  • Study the guidelines of the stores where the application is being placed, otherwise, you will undoubtedly encounter problems during release.

  • Offer solutions that do not require special permissions from the user. In this case, suggest an alternative - instead of direct installation, provide links to the applications in the official app store.

Situation 5 - Tomorrow's release, but Nothing Is Ready

Your mobile application's release is scheduled for the day after tomorrow, and in just four days, there's a launch that cannot be postponed. The functionality in the application is ready for testing, but the backend will only finish support after the release. What to do to ensure a successful launch?

  • Here, remember about mocks, test the functionality by replacing request responses through a traffic sniffer.

  • Make sure that the functionality will correctly handle the lack of a valid response from the backend until it is ready. Ideally, close the feature enablement with a switch from the backend.

  • Before launching the feature, once the backend is ready, double-check that the new functionality works as expected.

  • If there is more time between the release and the launch, consider waiting for the backend and making an unscheduled release. In this case, consider that the review process in the app store takes time, and factor it into your plans.

Situation 6 - Avoid Unnecessary Requests

You've found a bug - extra requests are being sent during actions in the application. You're unsure of how critical this is, but since the application is functioning correctly, you assign a not-high severity to the bug and release the application calmly. The next day, the backend of the application crashes under heavy load from requests.

  • Don't turn a blind eye to performance issues, especially if you have a high-load application. Extra requests lead to potential backend and application performance problems.

  • Even if the requests aren't unnecessary, if you notice that the same object is requested every time a screen is opened, clarify whether it's necessary, or if it can be cached.

  • If there are doubts about the severity of the bug, prioritize it higher than you want. It's better to err on the side of caution and highlight the problem. You can always lower the priority, but missing a serious bug is costlier.

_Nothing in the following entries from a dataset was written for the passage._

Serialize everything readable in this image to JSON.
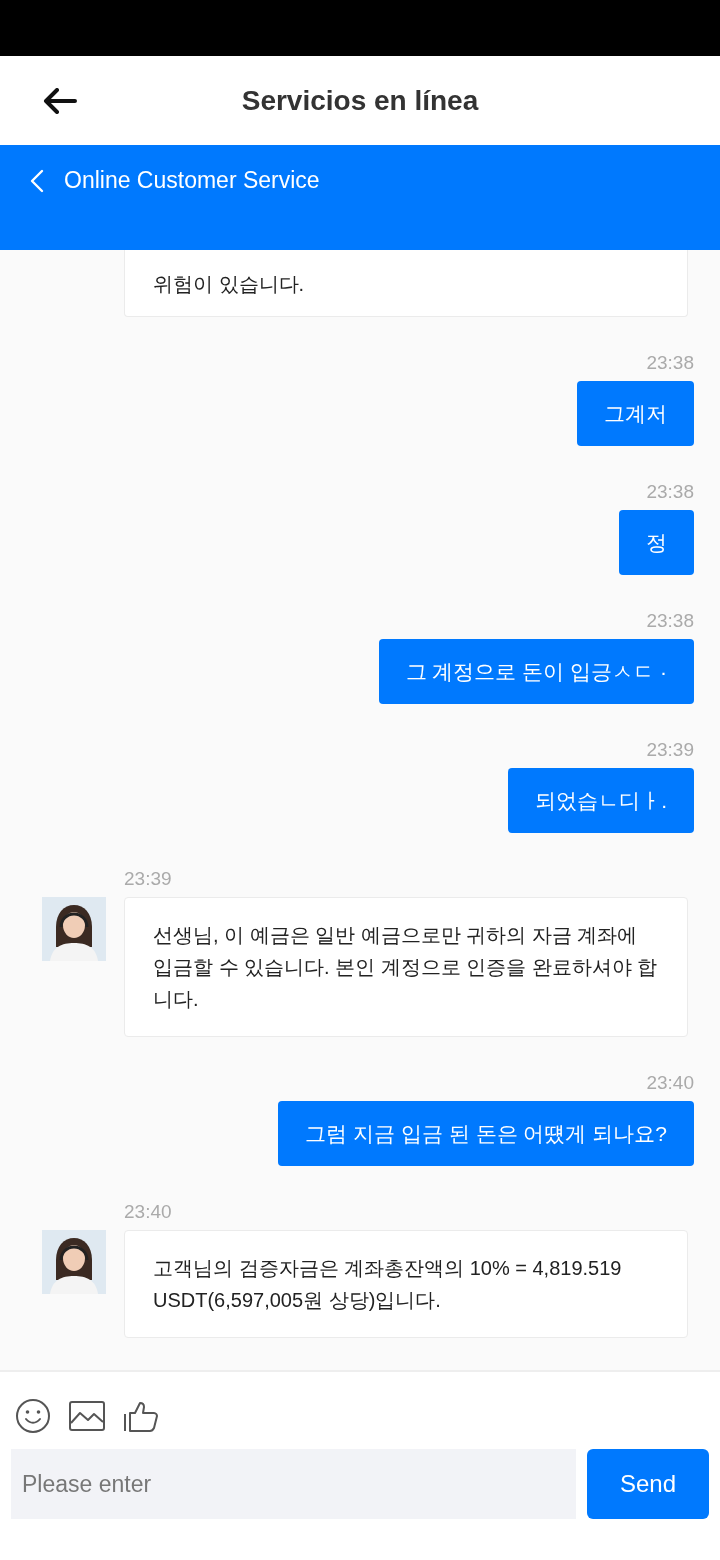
{
  "header": {
    "title": "Servicios en línea"
  },
  "service_bar": {
    "title": "Online Customer Service"
  },
  "messages": [
    {
      "kind": "continued",
      "text": "위험이 있습니다."
    },
    {
      "kind": "sent",
      "time": "23:38",
      "text": "그계저"
    },
    {
      "kind": "sent",
      "time": "23:38",
      "text": "정"
    },
    {
      "kind": "sent",
      "time": "23:38",
      "text": "그 계정으로 돈이 입긍ㅅㄷ ·"
    },
    {
      "kind": "sent",
      "time": "23:39",
      "text": "되었습ㄴ디ㅏ."
    },
    {
      "kind": "received",
      "time": "23:39",
      "text": "선생님, 이 예금은 일반 예금으로만 귀하의 자금 계좌에 입금할 수 있습니다. 본인 계정으로 인증을 완료하셔야 합니다."
    },
    {
      "kind": "sent",
      "time": "23:40",
      "text": "그럼 지금 입금 된 돈은 어떘게 되나요?"
    },
    {
      "kind": "received",
      "time": "23:40",
      "text": "고객님의 검증자금은 계좌총잔액의 10% = 4,819.519 USDT(6,597,005원 상당)입니다."
    }
  ],
  "composer": {
    "placeholder": "Please enter",
    "send": "Send"
  }
}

General Recommendations and Conclusions

  • In any unclear situation, try to make it clearer - seeking advice, clarifying, coordinating, and arguing with the team is perfectly normal. Communication is the key to resolving complex situations.

  • Seek a compromise between product quality and business objectives. Your task is to identify and point out problems. You cannot just say, "I won't test without a backend, and that's final."

  • Do not leave bugs unreported. You can change the priority or reject a bug at any time. A seemingly minor bug at first glance may conceal serious issues.

  • Know and study platform guidelines. Notice if any areas in your application violate them. Even if your application has passed review in app stores this time, it may not pass next time.

  • QA is not just about testing, it's also about ensuring quality at all stages of product development. Product quality itself is not just about the absence of bugs but also about user experience, timely releases, and performance.

Share interesting and challenging situations from your experience and propose other solutions to these problems. Looking forward to your comments!

Thank you for reading through! Let's stay in touch: feel free to message me on LinkedIn and subscribe here.